Items from a dataset
•••

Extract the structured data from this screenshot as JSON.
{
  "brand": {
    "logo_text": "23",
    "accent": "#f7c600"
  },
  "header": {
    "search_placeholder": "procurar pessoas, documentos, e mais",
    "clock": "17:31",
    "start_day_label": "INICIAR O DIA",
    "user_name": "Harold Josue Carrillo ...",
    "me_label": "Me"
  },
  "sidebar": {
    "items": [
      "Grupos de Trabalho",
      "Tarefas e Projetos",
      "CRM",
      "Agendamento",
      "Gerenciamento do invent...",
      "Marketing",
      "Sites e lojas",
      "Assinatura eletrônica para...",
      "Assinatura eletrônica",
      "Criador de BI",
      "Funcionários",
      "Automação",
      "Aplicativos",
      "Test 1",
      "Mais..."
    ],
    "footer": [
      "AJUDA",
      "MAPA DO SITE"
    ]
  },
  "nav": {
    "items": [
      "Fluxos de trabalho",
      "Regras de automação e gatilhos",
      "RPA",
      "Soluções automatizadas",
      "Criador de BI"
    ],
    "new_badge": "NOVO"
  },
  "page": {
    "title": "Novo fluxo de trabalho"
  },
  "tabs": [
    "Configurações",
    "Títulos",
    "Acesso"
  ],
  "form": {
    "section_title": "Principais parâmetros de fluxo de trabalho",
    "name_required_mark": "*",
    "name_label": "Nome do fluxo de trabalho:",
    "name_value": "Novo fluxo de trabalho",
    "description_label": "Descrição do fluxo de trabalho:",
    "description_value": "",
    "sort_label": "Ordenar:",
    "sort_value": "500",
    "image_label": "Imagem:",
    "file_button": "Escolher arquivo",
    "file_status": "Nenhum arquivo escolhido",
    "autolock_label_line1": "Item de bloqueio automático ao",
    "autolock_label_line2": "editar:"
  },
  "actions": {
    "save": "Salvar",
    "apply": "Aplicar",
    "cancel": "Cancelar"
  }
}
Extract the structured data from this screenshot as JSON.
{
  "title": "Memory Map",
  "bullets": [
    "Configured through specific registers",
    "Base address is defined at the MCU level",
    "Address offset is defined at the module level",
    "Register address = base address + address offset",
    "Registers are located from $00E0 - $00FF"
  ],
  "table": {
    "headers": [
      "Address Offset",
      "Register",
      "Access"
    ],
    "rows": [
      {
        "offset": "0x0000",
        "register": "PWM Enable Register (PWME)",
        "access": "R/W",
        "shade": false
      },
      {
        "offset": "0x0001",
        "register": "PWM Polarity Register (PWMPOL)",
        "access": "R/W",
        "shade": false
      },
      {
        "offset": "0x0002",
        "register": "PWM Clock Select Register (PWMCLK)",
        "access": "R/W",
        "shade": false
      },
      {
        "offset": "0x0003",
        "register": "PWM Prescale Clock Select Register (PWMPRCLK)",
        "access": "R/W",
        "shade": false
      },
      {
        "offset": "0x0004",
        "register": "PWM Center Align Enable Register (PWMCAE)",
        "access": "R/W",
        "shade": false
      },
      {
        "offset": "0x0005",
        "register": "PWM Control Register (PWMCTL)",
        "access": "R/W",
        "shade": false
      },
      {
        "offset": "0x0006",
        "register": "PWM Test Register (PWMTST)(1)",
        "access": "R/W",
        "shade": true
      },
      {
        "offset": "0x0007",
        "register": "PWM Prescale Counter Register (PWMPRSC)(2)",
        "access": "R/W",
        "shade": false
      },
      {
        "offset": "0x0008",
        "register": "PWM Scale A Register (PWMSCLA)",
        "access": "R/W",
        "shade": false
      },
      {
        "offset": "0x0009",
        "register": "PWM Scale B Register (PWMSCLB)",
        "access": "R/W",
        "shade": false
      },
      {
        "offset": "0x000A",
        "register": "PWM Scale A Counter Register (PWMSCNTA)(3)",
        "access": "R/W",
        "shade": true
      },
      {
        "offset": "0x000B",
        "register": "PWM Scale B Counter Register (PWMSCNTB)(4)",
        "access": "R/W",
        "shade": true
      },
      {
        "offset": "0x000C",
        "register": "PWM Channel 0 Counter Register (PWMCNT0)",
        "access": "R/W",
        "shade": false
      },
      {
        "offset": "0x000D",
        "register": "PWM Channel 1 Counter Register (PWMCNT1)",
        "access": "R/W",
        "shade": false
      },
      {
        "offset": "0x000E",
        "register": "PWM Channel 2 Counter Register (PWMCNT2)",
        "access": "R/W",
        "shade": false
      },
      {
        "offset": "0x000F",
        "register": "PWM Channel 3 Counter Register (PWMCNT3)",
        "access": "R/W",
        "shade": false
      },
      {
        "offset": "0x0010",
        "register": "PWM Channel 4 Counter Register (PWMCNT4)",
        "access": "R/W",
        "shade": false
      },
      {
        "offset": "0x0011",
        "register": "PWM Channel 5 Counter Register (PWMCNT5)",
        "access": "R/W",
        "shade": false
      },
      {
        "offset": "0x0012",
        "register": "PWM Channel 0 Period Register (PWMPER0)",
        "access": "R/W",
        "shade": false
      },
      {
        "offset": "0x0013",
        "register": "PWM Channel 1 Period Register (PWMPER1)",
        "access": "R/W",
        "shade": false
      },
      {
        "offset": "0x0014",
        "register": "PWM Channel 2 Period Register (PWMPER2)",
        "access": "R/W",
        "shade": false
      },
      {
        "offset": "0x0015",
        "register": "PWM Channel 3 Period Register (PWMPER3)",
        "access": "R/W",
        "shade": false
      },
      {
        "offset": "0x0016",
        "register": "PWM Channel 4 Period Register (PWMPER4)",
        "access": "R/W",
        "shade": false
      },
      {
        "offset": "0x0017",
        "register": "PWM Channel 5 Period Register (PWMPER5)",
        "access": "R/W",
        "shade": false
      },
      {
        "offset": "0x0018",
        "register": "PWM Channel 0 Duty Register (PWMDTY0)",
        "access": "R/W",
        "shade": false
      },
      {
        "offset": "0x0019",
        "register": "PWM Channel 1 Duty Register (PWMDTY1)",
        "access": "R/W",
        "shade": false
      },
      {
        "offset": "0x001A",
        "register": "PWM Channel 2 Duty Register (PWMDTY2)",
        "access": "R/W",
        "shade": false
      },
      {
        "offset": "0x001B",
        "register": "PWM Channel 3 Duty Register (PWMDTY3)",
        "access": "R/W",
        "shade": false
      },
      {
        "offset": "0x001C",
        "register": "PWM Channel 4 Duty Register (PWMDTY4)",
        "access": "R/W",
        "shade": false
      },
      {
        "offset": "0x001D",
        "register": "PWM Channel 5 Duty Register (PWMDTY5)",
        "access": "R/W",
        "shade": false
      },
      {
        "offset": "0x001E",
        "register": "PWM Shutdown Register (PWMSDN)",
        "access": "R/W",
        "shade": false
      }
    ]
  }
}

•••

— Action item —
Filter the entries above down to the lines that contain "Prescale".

— Reply to the task —
        "register": "PWM Prescale Clock Select Register (PWMPRCLK)",
        "register": "PWM Prescale Counter Register (PWMPRSC)(2)",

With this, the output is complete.